Acclaimed as one of the nation's finest contemporary actors, Dingo is extremely versatile with his craft, adept at engaging audiences with his easy-going humor or serious characterizations. Having helped normalize the
on-screen appearance of Aboriginal people while raising mainstream awareness and understanding of indigenous cultures, he received his A.M. (Member of the Order of Australia) for his services to the Arts in 1991.
A self-confessed loner, Dingo married a white woman, Sally (b. Latrobe, Tasmania, 1953), a writer and former advertising manager for a commercial television network, in 1990, and they have two children, Wilara and Jurra.
Sally Dingo's biography of the memoirs of three generations of Dingo's family was released in 1997.
- Death of Significant person 1977 (Stepdad died)
- Work : New Career 1978 (Began in theatre)
- Work : Published/ Exhibited/ Released 1982 (Appeared in "The Dreamers")
- Work : Prize 1988 (Special Jury Prize, Banff TV Festival)
- Relationship : Marriage 1990 (Sally)
- Work : Prize 1991 (Member of the Order of Australia)
- Other Work 1997 (Sally released biography of his family)
- Work : Begin Major Project 2001 (TV series, "The Great Outdoors")
Sy Scholfield quotes The date, place and a time of "soon after daybreak" are given in Sally Dingo's "Dingo: The Story of Our Mob," Sydney: Random House, 1997, pp. 188-189:
"'I don't think I'll be making it to the hospital,' Bessie said to her mother around daybreak, on Bullardoo Station ... 'Ah, the boss comin',' replied Ulie ... as soon as a few screams made it obvious what was happening inside, ... [Siddy] was gone ... 'It's a little boy,' Ulie announced ... 'Ah,' said Bessie, happy. Her son Ernest, soon to be known as Ernie, had been born, 31 July, 1956 ... Mr and Mrs Johnson, the station owners, came running, alerted by Siddy going the other way. They fussed and peered, excited that a baby had been born on their property..." Bullardoo, near Mullewa, Western Australia.
- Traits : Body : Race (Aborigine)
- Traits : Personality : Gracious/ sociable (Appealing to audiances)
- Traits : Personality : Humorous, Witty
- Family : Childhood : Family large (Nine kids)
- Family : Childhood : Order of birth (Second of nine)
- Family : Parenting : Kids 1-3 (two)
- Vocation : Entertainment : Actor/ Actress (Noted Aboriginal actor)

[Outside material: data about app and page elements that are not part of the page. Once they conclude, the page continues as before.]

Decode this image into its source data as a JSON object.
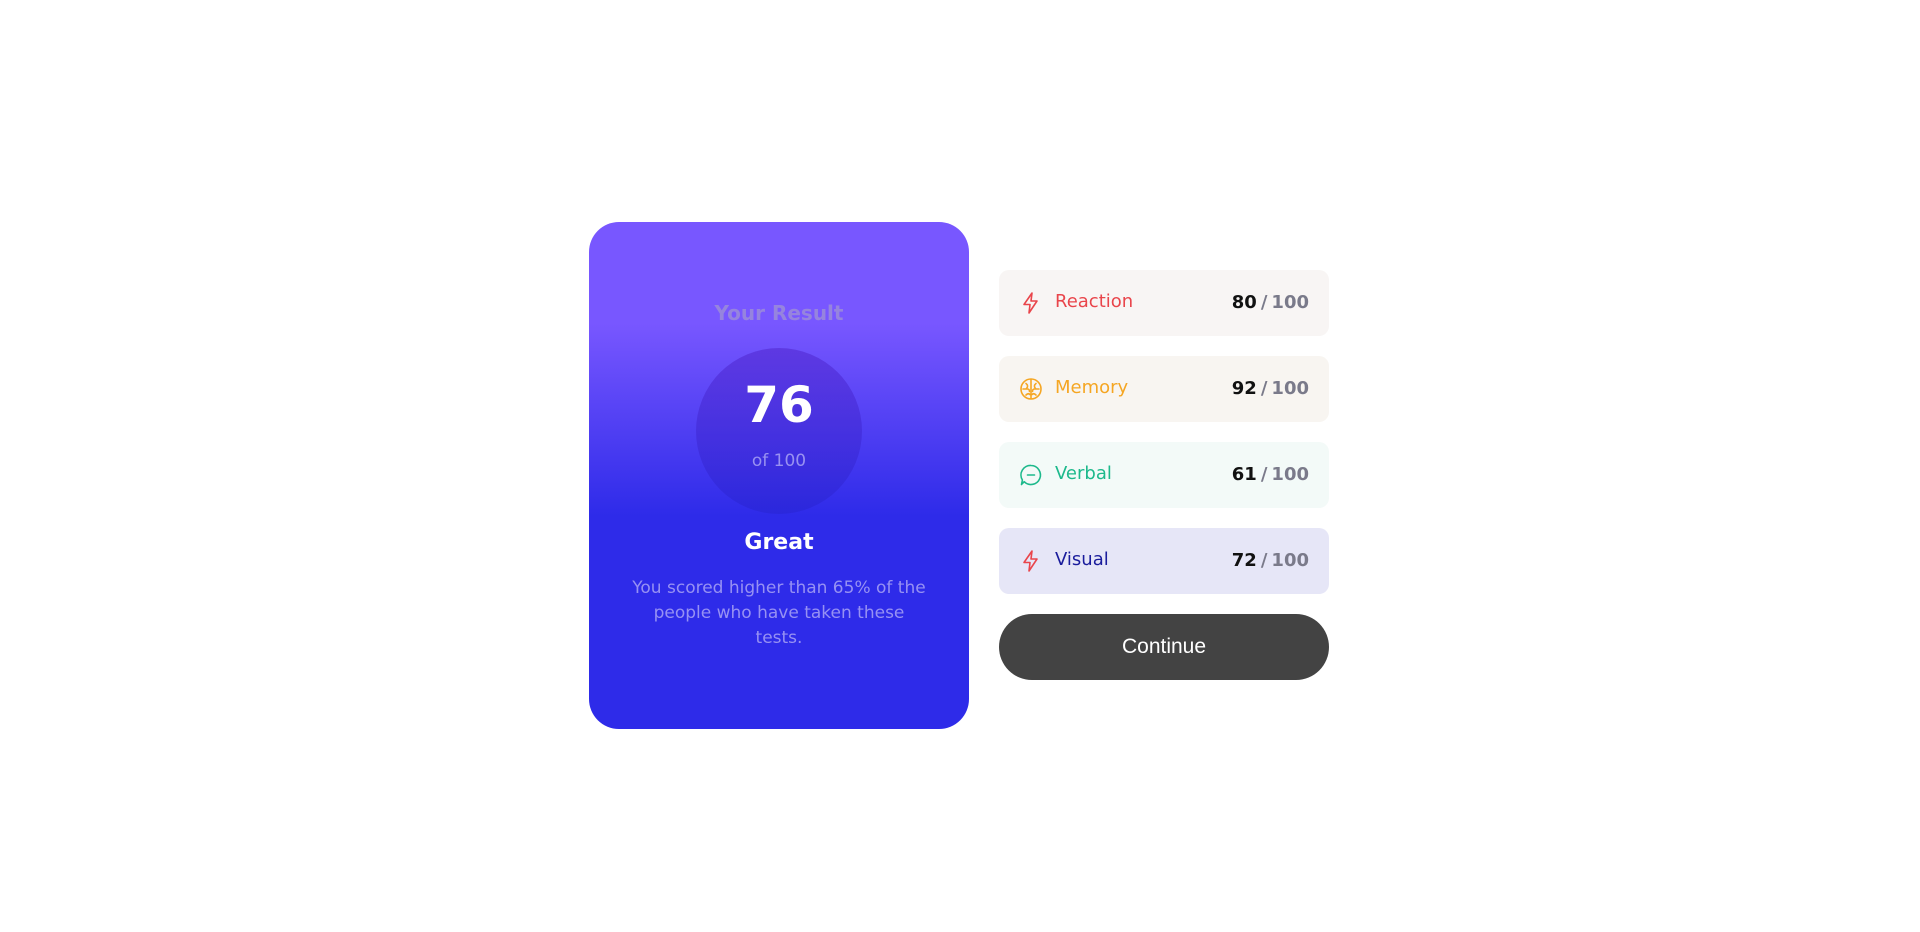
{
  "result": {
    "title": "Your Result",
    "score": "76",
    "of_label": "of 100",
    "rating": "Great",
    "description": "You scored higher than 65% of the people who have taken these tests."
  },
  "summary": {
    "categories": [
      {
        "label": "Reaction",
        "score": "80",
        "separator": "/",
        "max": "100",
        "icon": "lightning-icon",
        "color": "#e9454b",
        "bg": "#f8f5f4"
      },
      {
        "label": "Memory",
        "score": "92",
        "separator": "/",
        "max": "100",
        "icon": "brain-icon",
        "color": "#f5a623",
        "bg": "#f8f5f1"
      },
      {
        "label": "Verbal",
        "score": "61",
        "separator": "/",
        "max": "100",
        "icon": "chat-bubble-icon",
        "color": "#1db98c",
        "bg": "#f3faf8"
      },
      {
        "label": "Visual",
        "score": "72",
        "separator": "/",
        "max": "100",
        "icon": "lightning-icon",
        "color": "#1a1c9c",
        "bg": "#e6e6f7"
      }
    ],
    "continue_label": "Continue"
  }
}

- Vocation : Entertainment : Live Stage (Legitimate theatre)
- Vocation : Entertainment : TV host/ Personality (Travel show host)
- Notable : Awards : Vocational award (Numerous)